All entries shown below must be given again word for word.

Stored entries
┄┄┄┄┄┄┄┄┄┄

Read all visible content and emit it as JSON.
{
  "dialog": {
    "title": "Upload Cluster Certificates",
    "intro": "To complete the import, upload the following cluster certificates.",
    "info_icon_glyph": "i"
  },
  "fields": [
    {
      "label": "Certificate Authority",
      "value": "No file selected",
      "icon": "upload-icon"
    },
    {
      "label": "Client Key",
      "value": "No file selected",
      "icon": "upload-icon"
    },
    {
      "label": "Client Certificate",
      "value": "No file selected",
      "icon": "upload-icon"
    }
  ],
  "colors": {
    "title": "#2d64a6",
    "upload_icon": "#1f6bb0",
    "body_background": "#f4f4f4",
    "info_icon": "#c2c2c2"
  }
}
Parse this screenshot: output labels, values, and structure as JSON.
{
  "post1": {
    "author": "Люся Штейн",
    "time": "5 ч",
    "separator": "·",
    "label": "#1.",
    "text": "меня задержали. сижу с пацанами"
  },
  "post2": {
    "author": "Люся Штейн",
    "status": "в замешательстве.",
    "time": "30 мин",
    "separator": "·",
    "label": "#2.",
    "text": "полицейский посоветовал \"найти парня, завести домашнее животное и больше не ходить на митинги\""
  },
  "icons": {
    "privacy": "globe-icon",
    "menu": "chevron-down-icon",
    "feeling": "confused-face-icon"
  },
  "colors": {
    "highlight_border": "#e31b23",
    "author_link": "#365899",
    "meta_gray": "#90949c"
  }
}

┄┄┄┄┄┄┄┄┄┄

Task output:
Read all visible content and emit it as JSON.
{
  "dialog": {
    "title": "Upload Cluster Certificates",
    "intro": "To complete the import, upload the following cluster certificates.",
    "info_icon_glyph": "i"
  },
  "fields": [
    {
      "label": "Certificate Authority",
      "value": "No file selected",
      "icon": "upload-icon"
    },
    {
      "label": "Client Key",
      "value": "No file selected",
      "icon": "upload-icon"
    },
    {
      "label": "Client Certificate",
      "value": "No file selected",
      "icon": "upload-icon"
    }
  ],
  "colors": {
    "title": "#2d64a6",
    "upload_icon": "#1f6bb0",
    "body_background": "#f4f4f4",
    "info_icon": "#c2c2c2"
  }
}
Parse this screenshot: output labels, values, and structure as JSON.
{
  "post1": {
    "author": "Люся Штейн",
    "time": "5 ч",
    "separator": "·",
    "label": "#1.",
    "text": "меня задержали. сижу с пацанами"
  },
  "post2": {
    "author": "Люся Штейн",
    "status": "в замешательстве.",
    "time": "30 мин",
    "separator": "·",
    "label": "#2.",
    "text": "полицейский посоветовал \"найти парня, завести домашнее животное и больше не ходить на митинги\""
  },
  "icons": {
    "privacy": "globe-icon",
    "menu": "chevron-down-icon",
    "feeling": "confused-face-icon"
  },
  "colors": {
    "highlight_border": "#e31b23",
    "author_link": "#365899",
    "meta_gray": "#90949c"
  }
}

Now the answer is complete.